8. Christmas Eve Fun
In Mexico, Christmas Eve is when the real party happens. Families get together, they have a posada, a delicious Mexican dinner, and open their presents. Everyone stays up at least until midnight to toast the birth of Jesus.
On Christmas Day, everyone walks around in their pyjamas, opens the fridge, and takes out last night’s leftovers to have a more casual meal, a recalentado. At least that’s how we do it. But trust me, there are usually no big parties on Christmas Day in Mexico. Too many people are recovering from a hangover.
9. Greeting The New Year
The New Year has a lot of traditions too. In Veracruz province, the Yucatan peninsula, and all over the southeast, children decorate a tree branch, or La Rama. Then, on New Year’s Eve, they walk around town holding up La Rama and singing the traditional New Year’s carol, and people give them coins and candy.
Families get together again and have dinner on December 31st, and stay up to toast the New Year. At midnight, fireworks explode, church bells toll, and tradition demands that you eat 12 grapes in all, one at each bell toll. Honestly, it’s impossible to eat all those grapes without choking, but it’s fun to try!
Traditional Mexican New Year Carol
10. Christmas in January
You might think the party is over once January comes around, but it’s not. There’s still one more day of fun!
On the evening of January 5th, children write a letter to the Three Wise Men, or Los Reyes, asking for presents and go to bed early. Meanwhile, every Mexican parent goes out on a crazy shopping spree to get toys for the kids, which lasts until the wee hours. Finally, on the morning of January 6th, children happily wake up to find their presents under the Christmas tree.
There’s a lot of Mexican kids who don’t believe in Santa Claus, but they all believe in the Three Wise Men. They’re every kid’s favorite people.
Afterward, families gather -again- and have hot chocolate with Rosca de Reyes, a sweet, doughnut-shaped cake.
As you can see, Mexicans like to have a long holiday season. From December 12th to January 6th, it’s a non-stop series of parties and get-togethers that are affectionately known as the Guadalupe-Reyes marathon.
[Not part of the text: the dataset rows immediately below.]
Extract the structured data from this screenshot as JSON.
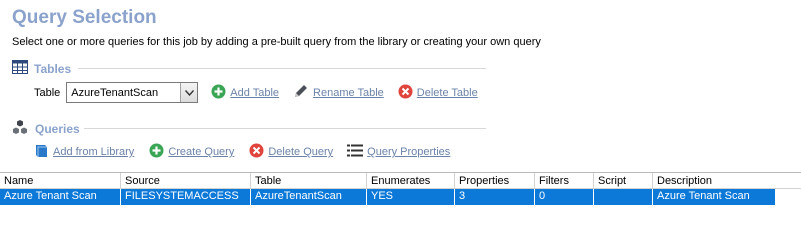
{
  "header": {
    "title": "Query Selection",
    "subtitle": "Select one or more queries for this job by adding a pre-built query from the library or creating your own query"
  },
  "tables_section": {
    "label": "Tables",
    "table_label": "Table",
    "selected_table": "AzureTenantScan",
    "add_label": "Add Table",
    "rename_label": "Rename Table",
    "delete_label": "Delete Table"
  },
  "queries_section": {
    "label": "Queries",
    "add_from_library_label": "Add from Library",
    "create_label": "Create Query",
    "delete_label": "Delete Query",
    "properties_label": "Query Properties"
  },
  "grid": {
    "columns": [
      "Name",
      "Source",
      "Table",
      "Enumerates",
      "Properties",
      "Filters",
      "Script",
      "Description"
    ],
    "rows": [
      [
        "Azure Tenant Scan",
        "FILESYSTEMACCESS",
        "AzureTenantScan",
        "YES",
        "3",
        "0",
        "",
        "Azure Tenant Scan"
      ]
    ]
  },
  "colors": {
    "title": "#8ba3cc",
    "link": "#6b83a8",
    "selection": "#0c78d8",
    "add_icon": "#3aa655",
    "delete_icon": "#e0443c"
  }
}
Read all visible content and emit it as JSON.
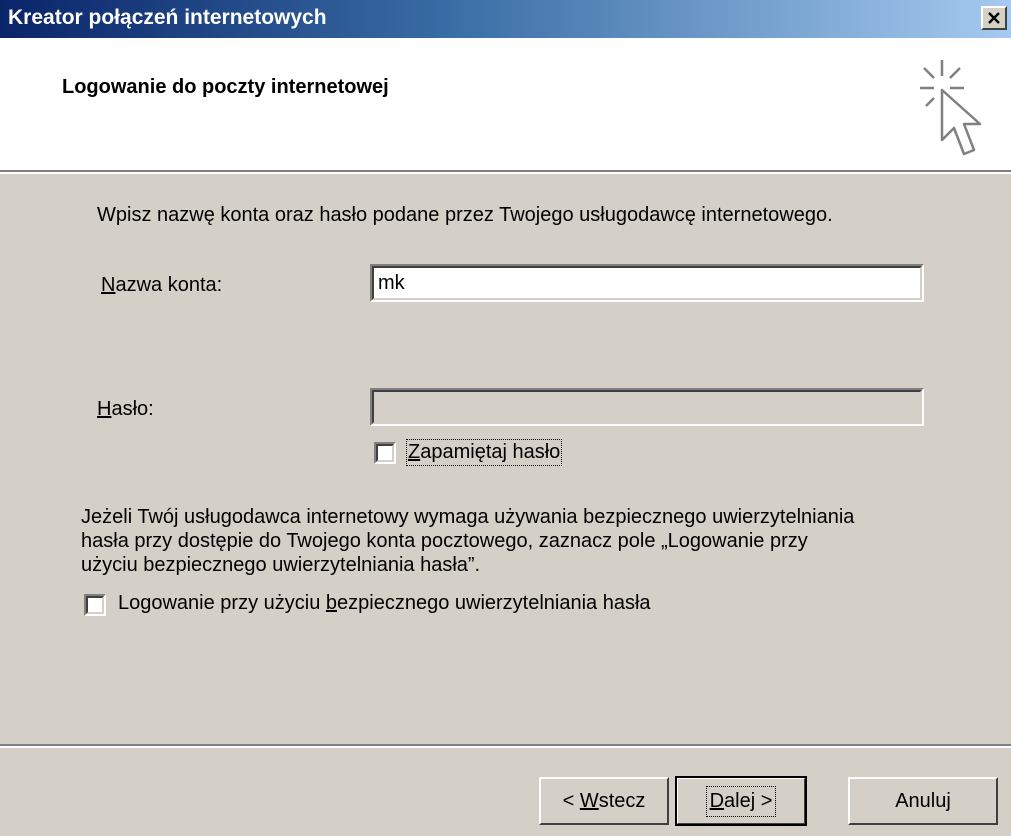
{
  "window": {
    "title": "Kreator połączeń internetowych"
  },
  "header": {
    "title": "Logowanie do poczty internetowej",
    "icon": "wizard-cursor-icon"
  },
  "content": {
    "instruction": "Wpisz nazwę konta oraz hasło podane przez Twojego usługodawcę internetowego.",
    "account_label_key": "N",
    "account_label_rest": "azwa konta:",
    "account_value": "mk",
    "password_label_key": "H",
    "password_label_rest": "asło:",
    "password_value": "",
    "remember_key": "Z",
    "remember_rest": "apamiętaj hasło",
    "remember_checked": false,
    "spa_text_line1": "Jeżeli Twój usługodawca internetowy wymaga używania bezpiecznego uwierzytelniania",
    "spa_text_line2": "hasła przy dostępie do Twojego konta pocztowego, zaznacz pole „Logowanie przy",
    "spa_text_line3": "użyciu bezpiecznego uwierzytelniania hasła”.",
    "spa_label_pre": "Logowanie przy użyciu ",
    "spa_label_key": "b",
    "spa_label_post": "ezpiecznego uwierzytelniania hasła",
    "spa_checked": false
  },
  "buttons": {
    "back_pre": "< ",
    "back_key": "W",
    "back_post": "stecz",
    "next_key": "D",
    "next_post": "alej >",
    "cancel": "Anuluj"
  }
}
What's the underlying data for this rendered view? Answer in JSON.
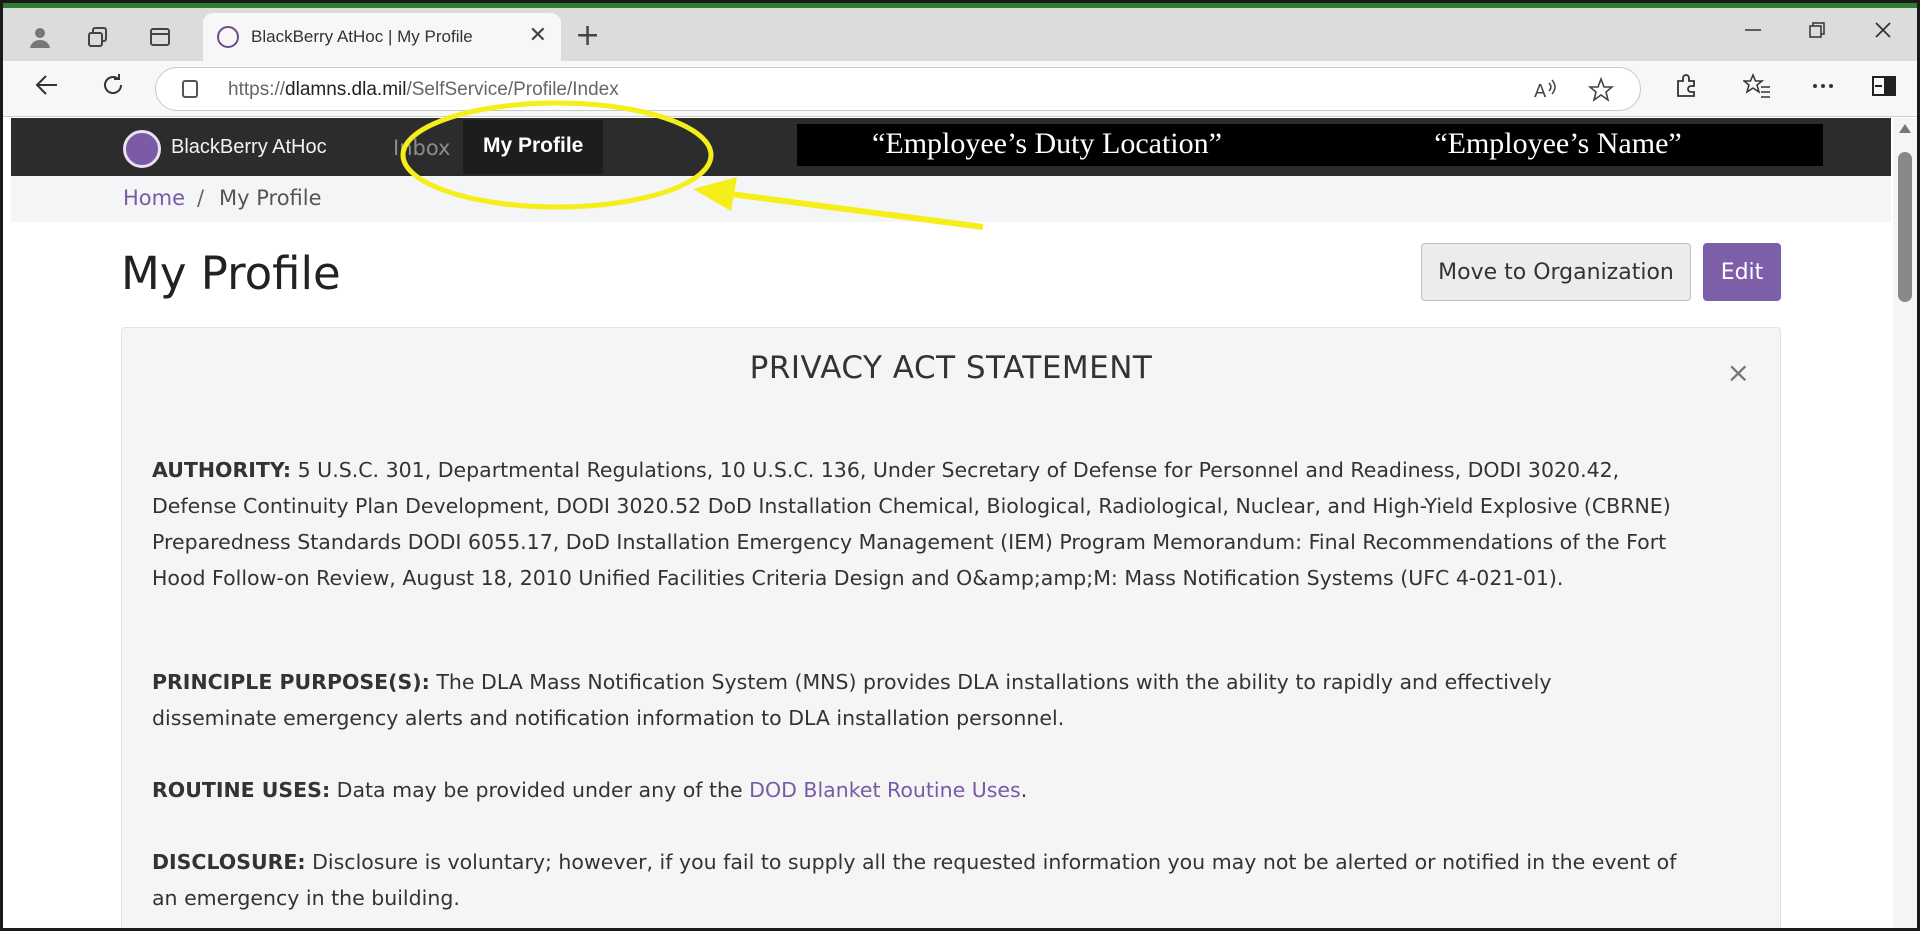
{
  "browser": {
    "tab_title": "BlackBerry AtHoc | My Profile",
    "tab_close": "✕",
    "new_tab": "+",
    "url_prefix": "https://",
    "url_host": "dlamns.dla.mil",
    "url_path": "/SelfService/Profile/Index",
    "icons": [
      "profile-icon",
      "workspaces-icon",
      "tab-actions-icon",
      "back-icon",
      "refresh-icon",
      "read-aloud-icon",
      "favorite-star-icon",
      "extensions-icon",
      "favorites-icon",
      "more-icon",
      "sidebar-icon"
    ]
  },
  "header": {
    "logo_text": "BlackBerry AtHoc",
    "nav": [
      {
        "label": "Inbox"
      },
      {
        "label": "My Profile"
      }
    ],
    "duty_location": "“Employee’s Duty Location”",
    "employee_name": "“Employee’s Name”"
  },
  "breadcrumb": {
    "home": "Home",
    "separator": "/",
    "current": "My Profile"
  },
  "page": {
    "title": "My Profile",
    "move_button": "Move to Organization",
    "edit_button": "Edit"
  },
  "privacy": {
    "title": "PRIVACY ACT STATEMENT",
    "close": "×",
    "authority_label": "AUTHORITY:",
    "authority_text": " 5 U.S.C. 301, Departmental Regulations, 10 U.S.C. 136, Under Secretary of Defense for Personnel and Readiness, DODI 3020.42, Defense Continuity Plan Development, DODI 3020.52 DoD Installation Chemical, Biological, Radiological, Nuclear, and High-Yield Explosive (CBRNE) Preparedness Standards DODI 6055.17, DoD Installation Emergency Management (IEM) Program Memorandum: Final Recommendations of the Fort Hood Follow-on Review, August 18, 2010 Unified Facilities Criteria Design and O&amp;amp;M: Mass Notification Systems (UFC 4-021-01).",
    "purpose_label": "PRINCIPLE PURPOSE(S):",
    "purpose_text": " The DLA Mass Notification System (MNS) provides DLA installations with the ability to rapidly and effectively disseminate emergency alerts and notification information to DLA installation personnel.",
    "routine_label": "ROUTINE USES:",
    "routine_text": " Data may be provided under any of the ",
    "routine_link": "DOD Blanket Routine Uses",
    "routine_end": ".",
    "disclosure_label": "DISCLOSURE:",
    "disclosure_text": " Disclosure is voluntary; however, if you fail to supply all the requested information you may not be alerted or notified in the event of an emergency in the building."
  },
  "colors": {
    "accent_purple": "#7d5ea8",
    "header_dark": "#2c2c2c",
    "annotation_yellow": "#f5ee1a"
  }
}
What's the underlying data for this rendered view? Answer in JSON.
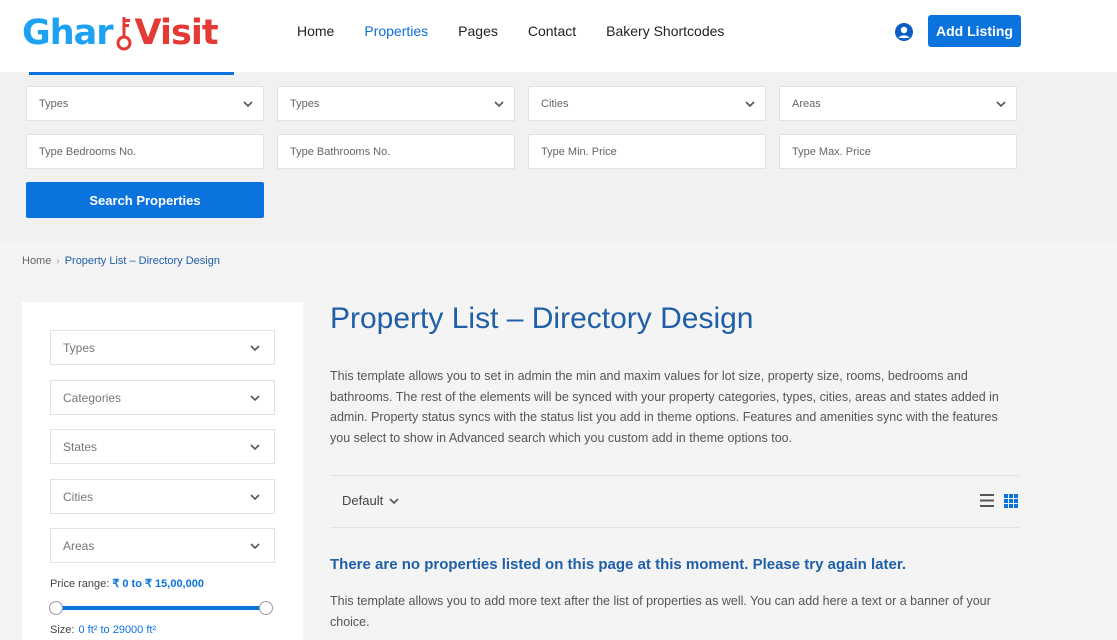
{
  "brand": {
    "logo_part1": "Ghar",
    "logo_part2": "Visit"
  },
  "nav": {
    "items": [
      "Home",
      "Properties",
      "Pages",
      "Contact",
      "Bakery Shortcodes"
    ],
    "active": "Properties"
  },
  "header": {
    "add_listing_label": "Add Listing",
    "user_icon": "user-circle-icon"
  },
  "search": {
    "selects": [
      "Types",
      "Types",
      "Cities",
      "Areas"
    ],
    "inputs": [
      "Type Bedrooms No.",
      "Type Bathrooms No.",
      "Type Min. Price",
      "Type Max. Price"
    ],
    "button_label": "Search Properties"
  },
  "breadcrumb": {
    "home": "Home",
    "current": "Property List – Directory Design"
  },
  "sidebar": {
    "filters": [
      "Types",
      "Categories",
      "States",
      "Cities",
      "Areas"
    ],
    "price_label": "Price range:",
    "price_value": "₹ 0 to ₹ 15,00,000",
    "size_label": "Size:",
    "size_value_html": "0 ft² to 29000 ft²"
  },
  "main": {
    "title": "Property List – Directory Design",
    "intro": "This template allows you to set in admin the min and maxim values for lot size, property size, rooms, bedrooms and bathrooms. The rest of the elements will be synced with your property categories, types, cities, areas and states added in admin. Property status syncs with the status list you add in theme options. Features and amenities sync with the features you select to show in Advanced search which you custom add in theme options too.",
    "sort_label": "Default",
    "no_properties": "There are no properties listed on this page at this moment. Please try again later.",
    "outro": "This template allows you to add more text after the list of properties as well. You can add here a text or a banner of your choice."
  },
  "colors": {
    "accent": "#0b73de",
    "title": "#1f5fa8",
    "logo_blue": "#1da1f2",
    "logo_red": "#e53935"
  }
}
It certainly makes for a serious uphill climb in January, but I don’t think anyone in Mexico would agree to scale back during the holidays. Life is meant to be enjoyed, right? Happy holidays, everybody!